[Data records]
***

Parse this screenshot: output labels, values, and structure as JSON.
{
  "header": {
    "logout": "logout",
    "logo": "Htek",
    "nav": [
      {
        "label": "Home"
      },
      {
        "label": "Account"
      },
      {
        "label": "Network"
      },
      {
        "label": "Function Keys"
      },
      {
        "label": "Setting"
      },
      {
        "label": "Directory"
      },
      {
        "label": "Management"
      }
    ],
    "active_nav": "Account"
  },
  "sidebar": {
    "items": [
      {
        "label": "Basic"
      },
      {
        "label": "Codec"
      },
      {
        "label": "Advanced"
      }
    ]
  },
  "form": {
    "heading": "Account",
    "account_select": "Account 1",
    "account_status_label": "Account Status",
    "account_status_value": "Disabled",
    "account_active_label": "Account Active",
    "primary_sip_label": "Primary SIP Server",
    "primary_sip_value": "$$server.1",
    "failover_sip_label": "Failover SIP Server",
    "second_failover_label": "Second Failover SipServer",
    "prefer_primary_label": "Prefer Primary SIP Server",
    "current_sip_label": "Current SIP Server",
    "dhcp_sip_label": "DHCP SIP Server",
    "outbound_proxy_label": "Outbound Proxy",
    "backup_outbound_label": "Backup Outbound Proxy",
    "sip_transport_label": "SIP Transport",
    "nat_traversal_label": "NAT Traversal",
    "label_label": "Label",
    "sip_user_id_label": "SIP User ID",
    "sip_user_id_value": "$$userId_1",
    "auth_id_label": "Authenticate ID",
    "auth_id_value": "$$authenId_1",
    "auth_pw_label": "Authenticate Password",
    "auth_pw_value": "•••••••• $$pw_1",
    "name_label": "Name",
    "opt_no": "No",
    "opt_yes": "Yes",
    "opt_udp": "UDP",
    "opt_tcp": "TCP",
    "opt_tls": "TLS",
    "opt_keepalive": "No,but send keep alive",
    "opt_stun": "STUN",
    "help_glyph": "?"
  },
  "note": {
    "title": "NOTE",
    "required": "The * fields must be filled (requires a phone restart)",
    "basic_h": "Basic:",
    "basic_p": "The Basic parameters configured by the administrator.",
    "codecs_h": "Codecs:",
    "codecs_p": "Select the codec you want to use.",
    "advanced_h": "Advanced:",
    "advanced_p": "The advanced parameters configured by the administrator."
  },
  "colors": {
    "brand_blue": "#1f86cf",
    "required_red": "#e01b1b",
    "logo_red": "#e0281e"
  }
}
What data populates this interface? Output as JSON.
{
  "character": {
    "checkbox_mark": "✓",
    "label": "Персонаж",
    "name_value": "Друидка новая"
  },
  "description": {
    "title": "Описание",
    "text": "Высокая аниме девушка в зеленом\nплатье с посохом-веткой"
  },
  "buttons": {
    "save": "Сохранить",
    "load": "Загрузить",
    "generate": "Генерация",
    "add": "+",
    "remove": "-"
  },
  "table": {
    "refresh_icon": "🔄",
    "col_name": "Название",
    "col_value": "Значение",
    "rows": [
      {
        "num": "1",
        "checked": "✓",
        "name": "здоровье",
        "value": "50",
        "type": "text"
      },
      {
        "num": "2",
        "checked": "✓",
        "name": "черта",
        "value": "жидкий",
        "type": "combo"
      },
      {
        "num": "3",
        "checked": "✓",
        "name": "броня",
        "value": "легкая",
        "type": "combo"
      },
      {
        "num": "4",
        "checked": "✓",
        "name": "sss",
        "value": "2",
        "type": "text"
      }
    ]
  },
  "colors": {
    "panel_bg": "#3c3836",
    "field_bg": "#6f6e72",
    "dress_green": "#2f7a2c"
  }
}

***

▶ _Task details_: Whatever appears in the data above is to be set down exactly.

▶ _Exercise output_:
Parse this screenshot: output labels, values, and structure as JSON.
{
  "header": {
    "logout": "logout",
    "logo": "Htek",
    "nav": [
      {
        "label": "Home"
      },
      {
        "label": "Account"
      },
      {
        "label": "Network"
      },
      {
        "label": "Function Keys"
      },
      {
        "label": "Setting"
      },
      {
        "label": "Directory"
      },
      {
        "label": "Management"
      }
    ],
    "active_nav": "Account"
  },
  "sidebar": {
    "items": [
      {
        "label": "Basic"
      },
      {
        "label": "Codec"
      },
      {
        "label": "Advanced"
      }
    ]
  },
  "form": {
    "heading": "Account",
    "account_select": "Account 1",
    "account_status_label": "Account Status",
    "account_status_value": "Disabled",
    "account_active_label": "Account Active",
    "primary_sip_label": "Primary SIP Server",
    "primary_sip_value": "$$server.1",
    "failover_sip_label": "Failover SIP Server",
    "second_failover_label": "Second Failover SipServer",
    "prefer_primary_label": "Prefer Primary SIP Server",
    "current_sip_label": "Current SIP Server",
    "dhcp_sip_label": "DHCP SIP Server",
    "outbound_proxy_label": "Outbound Proxy",
    "backup_outbound_label": "Backup Outbound Proxy",
    "sip_transport_label": "SIP Transport",
    "nat_traversal_label": "NAT Traversal",
    "label_label": "Label",
    "sip_user_id_label": "SIP User ID",
    "sip_user_id_value": "$$userId_1",
    "auth_id_label": "Authenticate ID",
    "auth_id_value": "$$authenId_1",
    "auth_pw_label": "Authenticate Password",
    "auth_pw_value": "•••••••• $$pw_1",
    "name_label": "Name",
    "opt_no": "No",
    "opt_yes": "Yes",
    "opt_udp": "UDP",
    "opt_tcp": "TCP",
    "opt_tls": "TLS",
    "opt_keepalive": "No,but send keep alive",
    "opt_stun": "STUN",
    "help_glyph": "?"
  },
  "note": {
    "title": "NOTE",
    "required": "The * fields must be filled (requires a phone restart)",
    "basic_h": "Basic:",
    "basic_p": "The Basic parameters configured by the administrator.",
    "codecs_h": "Codecs:",
    "codecs_p": "Select the codec you want to use.",
    "advanced_h": "Advanced:",
    "advanced_p": "The advanced parameters configured by the administrator."
  },
  "colors": {
    "brand_blue": "#1f86cf",
    "required_red": "#e01b1b",
    "logo_red": "#e0281e"
  }
}
What data populates this interface? Output as JSON.
{
  "character": {
    "checkbox_mark": "✓",
    "label": "Персонаж",
    "name_value": "Друидка новая"
  },
  "description": {
    "title": "Описание",
    "text": "Высокая аниме девушка в зеленом\nплатье с посохом-веткой"
  },
  "buttons": {
    "save": "Сохранить",
    "load": "Загрузить",
    "generate": "Генерация",
    "add": "+",
    "remove": "-"
  },
  "table": {
    "refresh_icon": "🔄",
    "col_name": "Название",
    "col_value": "Значение",
    "rows": [
      {
        "num": "1",
        "checked": "✓",
        "name": "здоровье",
        "value": "50",
        "type": "text"
      },
      {
        "num": "2",
        "checked": "✓",
        "name": "черта",
        "value": "жидкий",
        "type": "combo"
      },
      {
        "num": "3",
        "checked": "✓",
        "name": "броня",
        "value": "легкая",
        "type": "combo"
      },
      {
        "num": "4",
        "checked": "✓",
        "name": "sss",
        "value": "2",
        "type": "text"
      }
    ]
  },
  "colors": {
    "panel_bg": "#3c3836",
    "field_bg": "#6f6e72",
    "dress_green": "#2f7a2c"
  }
}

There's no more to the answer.